## EXERCISE INSTRUCTIONS:
In the entries below, find the lines with the word "label" and copy them.

(Beginning of DATA TO USE)

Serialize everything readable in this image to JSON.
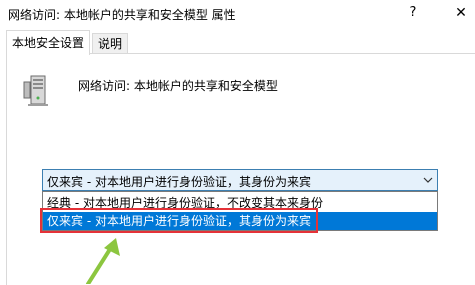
{
  "window": {
    "title": "网络访问: 本地帐户的共享和安全模型 属性",
    "help_glyph": "?",
    "close_glyph": "✕"
  },
  "tabs": [
    {
      "label": "本地安全设置",
      "active": true
    },
    {
      "label": "说明",
      "active": false
    }
  ],
  "policy": {
    "icon": "server-icon",
    "title": "网络访问: 本地帐户的共享和安全模型"
  },
  "dropdown": {
    "selected_value": "仅来宾 - 对本地用户进行身份验证，其身份为来宾",
    "options": [
      {
        "label": "经典 - 对本地用户进行身份验证，不改变其本来身份",
        "selected": false
      },
      {
        "label": "仅来宾 - 对本地用户进行身份验证，其身份为来宾",
        "selected": true
      }
    ]
  },
  "colors": {
    "highlight_border": "#e53238",
    "annotation_arrow": "#8cc63f",
    "selection": "#0078d7"
  }
}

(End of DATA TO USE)

## ANSWER SECTION:
      "label": "本地安全设置",
      "label": "说明",
        "label": "经典 - 对本地用户进行身份验证，不改变其本来身份",
        "label": "仅来宾 - 对本地用户进行身份验证，其身份为来宾",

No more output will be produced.